Upload, delete and carry on sharing afterwards?
Microsoft TIER SMEAR changes app prices whether devs ask or not
Some go up, some go down, Redmond goes silent
Batten down the hatches, Ubuntu 14.04 LTS due in TWO DAYS
Admins dab straining server brows in advance of Trusty Tahr's long-term support landing
Red Hat to ship RHEL 7 release candidate with a taste of container tech
Grab 'near-final' version of next Enterprise Linux next week
Windows 8.1, which you probably haven't upgraded to yet, ALREADY OBSOLETE
Pre-Update versions of new Windows version will no longer support patches
prev story

Whitepapers

Mainstay ROI - Does application security pay?
In this whitepaper learn how you and your enterprise might benefit from better software security.
Combat fraud and increase customer satisfaction
Based on their experience using HP ArcSight Enterprise Security Manager for IT security operations, Finansbank moved to HP ArcSight ESM for fraud management.

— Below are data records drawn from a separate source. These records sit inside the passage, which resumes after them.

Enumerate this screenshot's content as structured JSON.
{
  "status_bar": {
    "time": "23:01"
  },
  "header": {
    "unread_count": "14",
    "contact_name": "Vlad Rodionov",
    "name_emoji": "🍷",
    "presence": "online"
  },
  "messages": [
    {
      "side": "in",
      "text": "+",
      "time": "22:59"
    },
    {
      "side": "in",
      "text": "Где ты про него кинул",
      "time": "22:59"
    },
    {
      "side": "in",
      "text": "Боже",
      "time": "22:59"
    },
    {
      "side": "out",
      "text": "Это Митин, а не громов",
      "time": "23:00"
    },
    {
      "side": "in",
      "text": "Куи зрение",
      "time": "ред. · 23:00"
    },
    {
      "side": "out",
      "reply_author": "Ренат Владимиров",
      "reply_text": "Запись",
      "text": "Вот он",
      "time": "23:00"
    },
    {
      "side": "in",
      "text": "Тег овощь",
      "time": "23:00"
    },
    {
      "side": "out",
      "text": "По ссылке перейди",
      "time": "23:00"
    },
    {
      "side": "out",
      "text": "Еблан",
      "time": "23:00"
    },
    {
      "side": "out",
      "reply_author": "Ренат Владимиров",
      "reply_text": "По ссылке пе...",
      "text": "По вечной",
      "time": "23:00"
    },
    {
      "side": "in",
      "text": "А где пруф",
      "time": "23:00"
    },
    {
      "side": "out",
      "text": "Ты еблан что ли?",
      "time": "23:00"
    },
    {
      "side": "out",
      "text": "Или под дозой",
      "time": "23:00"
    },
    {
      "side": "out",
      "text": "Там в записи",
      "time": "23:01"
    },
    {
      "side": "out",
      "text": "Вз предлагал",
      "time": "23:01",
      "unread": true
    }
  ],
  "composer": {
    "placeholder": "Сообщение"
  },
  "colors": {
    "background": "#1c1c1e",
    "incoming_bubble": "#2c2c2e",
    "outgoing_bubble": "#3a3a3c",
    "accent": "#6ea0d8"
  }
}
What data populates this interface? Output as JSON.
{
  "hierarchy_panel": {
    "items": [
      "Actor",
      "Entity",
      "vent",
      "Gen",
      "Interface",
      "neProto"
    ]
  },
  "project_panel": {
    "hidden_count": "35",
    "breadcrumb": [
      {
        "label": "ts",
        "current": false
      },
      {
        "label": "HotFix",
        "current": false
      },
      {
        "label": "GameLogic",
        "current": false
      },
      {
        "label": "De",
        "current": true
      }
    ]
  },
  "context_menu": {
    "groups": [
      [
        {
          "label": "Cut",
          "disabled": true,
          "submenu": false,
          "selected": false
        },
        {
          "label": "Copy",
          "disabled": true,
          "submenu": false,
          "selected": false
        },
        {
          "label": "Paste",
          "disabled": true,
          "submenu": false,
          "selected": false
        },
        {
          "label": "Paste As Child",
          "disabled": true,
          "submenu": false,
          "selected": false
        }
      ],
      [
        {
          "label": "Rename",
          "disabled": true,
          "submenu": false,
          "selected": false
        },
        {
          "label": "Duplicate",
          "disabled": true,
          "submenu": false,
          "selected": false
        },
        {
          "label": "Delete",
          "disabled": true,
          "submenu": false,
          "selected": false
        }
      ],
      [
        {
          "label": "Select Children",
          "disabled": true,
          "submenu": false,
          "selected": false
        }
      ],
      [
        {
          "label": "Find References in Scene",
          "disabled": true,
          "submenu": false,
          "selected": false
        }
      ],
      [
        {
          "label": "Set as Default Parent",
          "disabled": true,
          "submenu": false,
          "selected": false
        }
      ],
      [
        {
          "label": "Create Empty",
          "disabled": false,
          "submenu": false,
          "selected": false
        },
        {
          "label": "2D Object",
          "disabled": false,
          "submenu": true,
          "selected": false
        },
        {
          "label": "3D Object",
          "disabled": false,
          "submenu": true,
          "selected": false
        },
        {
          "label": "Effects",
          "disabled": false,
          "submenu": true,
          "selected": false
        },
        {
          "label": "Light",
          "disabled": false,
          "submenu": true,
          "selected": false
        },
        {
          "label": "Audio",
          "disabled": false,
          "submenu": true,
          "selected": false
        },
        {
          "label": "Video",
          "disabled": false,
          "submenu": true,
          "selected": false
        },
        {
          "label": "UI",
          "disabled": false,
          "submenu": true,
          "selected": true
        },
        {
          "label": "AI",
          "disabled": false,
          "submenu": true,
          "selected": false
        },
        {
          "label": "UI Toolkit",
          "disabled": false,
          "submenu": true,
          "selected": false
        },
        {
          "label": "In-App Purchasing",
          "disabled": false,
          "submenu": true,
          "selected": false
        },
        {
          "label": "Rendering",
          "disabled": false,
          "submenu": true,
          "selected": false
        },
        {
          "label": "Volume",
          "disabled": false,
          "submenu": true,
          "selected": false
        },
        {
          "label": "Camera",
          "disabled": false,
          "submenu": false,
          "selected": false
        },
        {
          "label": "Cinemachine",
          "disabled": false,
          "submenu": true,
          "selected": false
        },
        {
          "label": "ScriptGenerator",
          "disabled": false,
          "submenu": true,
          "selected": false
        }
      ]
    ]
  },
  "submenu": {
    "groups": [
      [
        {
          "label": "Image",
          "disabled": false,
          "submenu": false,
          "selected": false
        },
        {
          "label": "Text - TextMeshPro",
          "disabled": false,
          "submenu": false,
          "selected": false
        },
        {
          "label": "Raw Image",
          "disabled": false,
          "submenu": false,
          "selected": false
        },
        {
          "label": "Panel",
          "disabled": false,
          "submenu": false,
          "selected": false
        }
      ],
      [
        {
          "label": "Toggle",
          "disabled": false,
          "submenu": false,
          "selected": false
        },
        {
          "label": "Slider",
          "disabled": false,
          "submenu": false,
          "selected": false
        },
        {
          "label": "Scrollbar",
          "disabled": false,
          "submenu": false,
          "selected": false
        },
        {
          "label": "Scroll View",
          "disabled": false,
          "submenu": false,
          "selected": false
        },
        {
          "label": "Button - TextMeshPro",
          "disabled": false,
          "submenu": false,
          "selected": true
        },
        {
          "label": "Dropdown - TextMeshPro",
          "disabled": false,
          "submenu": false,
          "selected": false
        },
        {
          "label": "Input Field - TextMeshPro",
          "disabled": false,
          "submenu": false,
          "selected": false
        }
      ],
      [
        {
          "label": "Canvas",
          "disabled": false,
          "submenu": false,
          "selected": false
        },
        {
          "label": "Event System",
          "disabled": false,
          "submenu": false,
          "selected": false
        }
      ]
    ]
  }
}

The benefits of software based PBX
Why you should break free from your proprietary PBX and how to leverage your existing server hardware.
Top three mobile application threats
Learn about three of the top mobile application security threats facing businesses today and recommendations on how to mitigate the risk.
3 Big data security analytics techniques
Applying these Big Data security analytics techniques can help you make your business safer by detecting attacks early, before significant damage is done.